Armed with an exciting new product but operating in uncertain and demanding conditions, start-ups face a variety of obstacles. Major issues are surrounding and arising from fundraising, which hinder this decisive moment in the life of a start-up. But what are these stumbling blocks that make this crucial operation tedious?
The primary market for unlisted securities is an ecosystem-based on human execution, subject to heavy and strict regulations on financial investment. The cost of capital is such that below a certain amount, it is very difficult to access sources of funding.
There are several main types of investors who can participate in raising funds for a start-up. From public aid, through business angels and crowdfunding to venture capital funds, it becomes difficult to bring all these players together around the same round of financing given the different approaches that will have to be applied to enable the participation of the different parties.
The set of control procedures and the difficulties in managing a large number of investors are also one of the major points of difficulty. The larger the number of investors, the harder the governance and the capitalization table are to maintain. As these processes are not repeatable, each investor brings its additional workload. The use of digital tools, recognized by law, are real sources of hope to increase liquidity but to also ease the management of the administrative task before and after the raising.
It is not easy to bring together multiple investors in a single exercise, and then it is necessary to be able to apply all the legislation relating to this type of operation.
Overall, the procedures for issuing securities are particularly tedious. The lack of standardization results in a considerable loss of time. The most restrictive steps are those relating to the control of future investors.
To ensure that fundraisings are compliant, governments have put in place a binding regulatory framework that places the burden of information gathering and first-level controls on the economic agents involved in fundraising. This applies to the start-up that initiates the fundraising to control investors willing to participate. It must collect and analyze investors’ identification documents (KYC: Know Your Customer, KYB: Know Your Business) to determine whether the individual or entity is legitimated to participate in the fundraising, in the light of the specific regulations issued by its country of origin but also of the restrictions that the start-up itself has defined. As this task is purely manual, it is particularly time-consuming, a phenomenon that a start-up wants to avoid at all costs at a moment where productivity is key. At present, it takes more than a week to complete a KYC procedure for a single investor, the costs are multiplied by the number of interested investors and the banks’ back office is overwhelmed. It should be noted that this process is not reproducible, even though the European MiFID II Directive allows it to be reused for one year.

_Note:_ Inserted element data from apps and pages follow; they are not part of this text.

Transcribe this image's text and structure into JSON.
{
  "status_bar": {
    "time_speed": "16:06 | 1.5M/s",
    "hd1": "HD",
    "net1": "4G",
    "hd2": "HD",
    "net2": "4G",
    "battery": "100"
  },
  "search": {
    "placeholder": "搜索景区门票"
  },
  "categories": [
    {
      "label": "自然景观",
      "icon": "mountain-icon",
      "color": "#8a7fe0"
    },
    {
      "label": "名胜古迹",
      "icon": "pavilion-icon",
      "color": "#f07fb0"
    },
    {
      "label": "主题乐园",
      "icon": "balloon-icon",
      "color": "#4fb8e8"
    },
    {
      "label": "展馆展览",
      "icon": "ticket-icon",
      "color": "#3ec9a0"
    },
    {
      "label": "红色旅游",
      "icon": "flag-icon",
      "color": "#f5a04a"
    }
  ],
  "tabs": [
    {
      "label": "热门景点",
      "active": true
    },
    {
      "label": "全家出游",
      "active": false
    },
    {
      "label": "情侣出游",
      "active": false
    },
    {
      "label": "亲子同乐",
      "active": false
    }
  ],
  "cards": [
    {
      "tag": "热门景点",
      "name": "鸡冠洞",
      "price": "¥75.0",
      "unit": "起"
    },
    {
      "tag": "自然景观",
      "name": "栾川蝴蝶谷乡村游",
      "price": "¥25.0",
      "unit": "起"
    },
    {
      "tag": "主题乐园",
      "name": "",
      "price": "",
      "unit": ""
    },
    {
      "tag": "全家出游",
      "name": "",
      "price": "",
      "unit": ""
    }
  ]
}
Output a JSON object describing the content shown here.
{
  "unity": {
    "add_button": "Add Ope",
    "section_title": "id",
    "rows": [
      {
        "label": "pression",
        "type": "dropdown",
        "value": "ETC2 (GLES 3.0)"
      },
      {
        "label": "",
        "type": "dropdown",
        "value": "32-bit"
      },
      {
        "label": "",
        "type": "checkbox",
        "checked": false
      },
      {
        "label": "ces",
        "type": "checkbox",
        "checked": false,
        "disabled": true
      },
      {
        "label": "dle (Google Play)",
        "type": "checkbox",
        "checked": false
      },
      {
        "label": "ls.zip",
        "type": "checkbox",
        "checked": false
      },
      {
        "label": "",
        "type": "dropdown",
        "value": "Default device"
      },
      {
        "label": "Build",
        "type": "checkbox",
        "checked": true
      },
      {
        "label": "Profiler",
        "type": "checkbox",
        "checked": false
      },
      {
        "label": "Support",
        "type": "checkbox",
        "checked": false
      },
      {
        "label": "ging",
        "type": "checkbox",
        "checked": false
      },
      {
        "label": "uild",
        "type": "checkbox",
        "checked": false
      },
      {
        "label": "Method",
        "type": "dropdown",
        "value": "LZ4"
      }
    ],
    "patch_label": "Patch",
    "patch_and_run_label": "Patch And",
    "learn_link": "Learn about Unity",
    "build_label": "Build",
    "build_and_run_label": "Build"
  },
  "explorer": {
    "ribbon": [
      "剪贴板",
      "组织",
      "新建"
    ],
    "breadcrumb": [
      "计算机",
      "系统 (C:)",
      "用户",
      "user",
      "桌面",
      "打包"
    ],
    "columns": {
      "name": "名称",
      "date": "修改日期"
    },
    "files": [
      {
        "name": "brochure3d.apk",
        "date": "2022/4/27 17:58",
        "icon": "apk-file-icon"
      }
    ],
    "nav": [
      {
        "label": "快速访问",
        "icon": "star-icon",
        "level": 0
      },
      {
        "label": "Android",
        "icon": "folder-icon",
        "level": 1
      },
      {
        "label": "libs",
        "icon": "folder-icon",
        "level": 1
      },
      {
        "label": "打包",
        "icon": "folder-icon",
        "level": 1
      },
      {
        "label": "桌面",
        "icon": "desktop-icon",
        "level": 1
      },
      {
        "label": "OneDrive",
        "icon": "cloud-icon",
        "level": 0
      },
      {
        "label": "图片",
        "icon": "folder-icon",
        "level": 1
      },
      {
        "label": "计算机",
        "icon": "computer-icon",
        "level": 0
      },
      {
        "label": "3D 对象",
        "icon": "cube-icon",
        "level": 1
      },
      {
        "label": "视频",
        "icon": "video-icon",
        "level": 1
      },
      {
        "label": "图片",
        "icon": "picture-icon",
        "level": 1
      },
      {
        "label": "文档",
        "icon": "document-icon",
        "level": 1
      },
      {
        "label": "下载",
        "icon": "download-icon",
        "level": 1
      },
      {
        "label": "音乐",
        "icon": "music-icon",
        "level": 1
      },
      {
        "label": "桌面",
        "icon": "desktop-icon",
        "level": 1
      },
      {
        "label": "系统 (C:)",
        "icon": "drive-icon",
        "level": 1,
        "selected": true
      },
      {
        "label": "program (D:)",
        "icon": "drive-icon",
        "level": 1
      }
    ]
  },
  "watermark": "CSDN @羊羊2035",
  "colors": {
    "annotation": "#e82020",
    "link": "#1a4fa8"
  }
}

This obligation also applies to certain investors. Let’s take the example of investment funds, major players in the start-up ecosystem. These entities, which have large portfolios, have many cases to analyze and are therefore particularly affected by these constraints. They are responsible for analyzing the start-up and its members, with an obligation to identify the various beneficial owners of the start-up: “any entity or individual holding directly or indirectly 25% of the capital and voting rights or any individual who exercises control over the management, administrative or executive bodies”, Monetary and Financial Code. They must also be able, before any investment, to identify the origin and destination of the money flows of the financing round in which they are participating. In short, they must check the identity documents of all the start-up’s members and those participating in the future investment round. And this only concerns natural persons, a similar procedure is required for legal entities (Kbis, statues, etc.). Let us keep in mind that all these steps are to be considered before making any kind of investment.
Concerning the AML procedure, for payment in fiduciary money, it will take at least 5 days. These similar processes lead to errors, which are subject to sanctions by the regulators, as they allow illegal funds to be used, or investors not authorized to participate in a transaction.
All of these constraints are related to the successful completion of fundraising, but they keep going when an investor decides to resell the shares he owns.
The market for unlisted securities suffers from a lack of liquidity due to a lack of infrastructure allowing for fast, secure, and smooth trading. Shareholders often find it difficult to resell their securities and have to rely on intermediaries. Intermediaries are synonymous with costs, which reduces the capital gain made on the securities. Also, during this type of transaction, it is common for the price of these securities to be depreciated. Supply and demand meet with difficulty; shareholders are forced to lower the resale price of their securities.
At present, the “shareledger” (Registry of shareholders) of unlisted securities must be kept in paper form. Digital tools can be used to forecast its future state, but it still needs to be updated it in paper form. In the absence of access to reliable information, many errors of assessment can be made, leading to numerous round trips, slowing down the procedure. Finally, there is an obvious lack of traceability due to the numerous intermediaries, who are likely to swap or lose documents. The whole process, therefore, seems obsolete in the light of current technology.
The ecosystem for raising funds for start-ups is therefore fraught with pitfalls, from regulatory constraints to the diversity of investors and their methods to the difficulty of reselling securities in a secondary market — the gap between the listed and unlisted market is still very wide. However, the use of new technologies, recently recognized by law, will make it possible to transform the evolution of these securities throughout their life cycle. The call for blockchain technology seems to be the door open to compliant, automated, universal fundraising with a liquid secondary market.